“My life has been one big journey through corners on two-wheels and somersaults and near-death experiences,” says Mackenzie MacBride, the Ottawa-area singer-storyteller.
“I am a woman who got short-changed. I like to think that I have two angels and one of them is Patrick and the other one is Damian, and Damian is this rock and roll angel who temporarily forgot about me and ran off with some chick,” says MacBride. “All I ever set out to be in my life was a woman.
No prefixes, no suffixes, no multi-syllable qualifiers. And that disappoints some people when I talk like that. But I understand the difference between defining myself and being in the closet. I define myself but I am not in any closet.”
MacBride is certainly the character she purports to be. She is wearing a tight, frilly, orange and black, three-quarter length shirt, khaki capri pants and clunky oxfords, tied together vividly with a string of lime-green beads.

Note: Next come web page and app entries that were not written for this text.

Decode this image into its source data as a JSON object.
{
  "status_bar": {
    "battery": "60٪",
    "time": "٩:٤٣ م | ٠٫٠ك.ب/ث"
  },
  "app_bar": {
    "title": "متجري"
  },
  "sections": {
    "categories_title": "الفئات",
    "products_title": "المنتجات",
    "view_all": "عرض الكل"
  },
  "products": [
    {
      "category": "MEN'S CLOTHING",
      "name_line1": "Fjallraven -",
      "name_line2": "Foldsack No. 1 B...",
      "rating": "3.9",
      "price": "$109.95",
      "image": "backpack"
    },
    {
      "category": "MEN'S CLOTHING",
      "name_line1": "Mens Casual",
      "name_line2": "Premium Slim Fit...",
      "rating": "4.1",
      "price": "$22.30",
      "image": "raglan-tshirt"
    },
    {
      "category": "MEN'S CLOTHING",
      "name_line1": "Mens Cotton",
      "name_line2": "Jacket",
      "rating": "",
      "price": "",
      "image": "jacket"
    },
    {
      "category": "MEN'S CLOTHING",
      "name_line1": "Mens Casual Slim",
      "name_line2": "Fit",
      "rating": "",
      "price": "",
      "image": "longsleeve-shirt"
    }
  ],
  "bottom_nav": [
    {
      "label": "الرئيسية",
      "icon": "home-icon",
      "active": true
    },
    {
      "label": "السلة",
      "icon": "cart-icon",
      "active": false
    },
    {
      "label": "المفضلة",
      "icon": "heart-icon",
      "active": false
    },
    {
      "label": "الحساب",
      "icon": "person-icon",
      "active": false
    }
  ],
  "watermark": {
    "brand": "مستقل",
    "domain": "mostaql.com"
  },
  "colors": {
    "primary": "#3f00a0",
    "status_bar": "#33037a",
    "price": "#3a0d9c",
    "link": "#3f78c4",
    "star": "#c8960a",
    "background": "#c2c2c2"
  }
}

Hailing from the secluded shores of Minas Basin in rural Nova Scotia, MacBride is quick to explain that she was a poster child for all things queer while growing up. MacBride recalls attending Acadia University where she was menaced and intimidated by the general populace while walking through campus, and was eventually given security guards to escort her from the residence to the dining lounge. She also describes attending St Mary’s University in Halifax, where she spent her time alone in her foggy residence room listening to Melissa Etheridge. No one ever called her except her mother and one girlfriend. It was at this low point that MacBride decided that she was going to have to “give up or stand up.”
“The movie Hedwig And The Angry Inch paints a very brash, ‘snap-snap’ type of got-it-all-together bravado, but in real life it’s hard to be a person on the margin day in and day out,” says MacBride.
Moving to Ottawa was a wake-up call that helped MacBride realize that her eccentric character went far and beyond being part of the queer community.
“When I came up to Ottawa I was like, ‘Well, here everyone’s a tranny and everyone’s got a MySpace and there’s nothing special about you.’ It’s not my queerness that defines me as an eccentric artist; that’s just one little portion of me,” says MacBride, whose je ne sais quoi sets her apart even in the queer community. Despite being a self-described oddball, MacBride says that she still feels a lot of solidarity within the community.
“What keeps me coming is back is I feel like I have something to share with other queers. What’s true about me but not a lot of others in the queer community is that … it’s the queer way, to take our misfortunes and move forward. The survival instincts, transcending these hardships, is how I feel such a commonality with that community,” says MacBride.
MacBride says that one thing that hasn’t changed from living in the Maritimes is that she’s still a curiosity and still a source for scrutiny. And she still hears comments about the way she looks.
But major a conduit for MacBride is, of course, her music. The career was not easy to begin in Halifax – MacBride can remember calling every single performer in a pamphlet of musicians looking for gigs and being turned down by every single one. Being in Ottawa helped to advance MacBride’s career, and she was able to develop into her own.
MacBride says that what sets her apart is her storytelling and her witty yet earnest delivery – her way of sharing her struggles, minus the clichéd Hollywood happy-endings. MacBride says that her act is a mix of Tiny-Tim style screeches and Dolly Parton kitsch and camp. At each show, MacBride invites her audience to transcend the homogenous and the mainstream, and to experience the outlandish, the “off-off Broadway.”
“I do it with a style, and a depth of humanness you can’t get from every dime MC act. It’s not pretty, but it’s honest. I’m humble enough to take the risk to get up on stage and sing in that sexless voice, which could be thought of as social suicide, even by myself on some nights,” says MacBride.
MacBride hopes that her earnest vocals, lyrics and inexhaustible wit are enough to transcend all ages and social groups, and instill tenacity and perseverance in the face of hardship. According to MacBride, her music brings a lot of joy to those who have ever been “battered and beaten.”
“I want them to start making lemonade out of lemons, to treat each day as a chance instead of a promise. The biggest reward for me is when people come up to me after a show and say something like, ‘Wow, I don’t feel so alone now.’ I try to demonstrate beauty and love with honesty, outside of conventional clichés. Beauty as a barbed wire fence that has been cut open, not a kitten on a Hallmark Card.”
MacBride has enjoyed touring the Golden Triangle circuit this year, but has begun planning her own gigs. MacBride’s current project is a benefit called Rare Woman For Wild Birds for an Ottawa-area bird sanctuary that saves and cares for the injured animals. The benefit will feature other local female performers such as Casey Comeau, Amanda Rheaume and Ana Muira.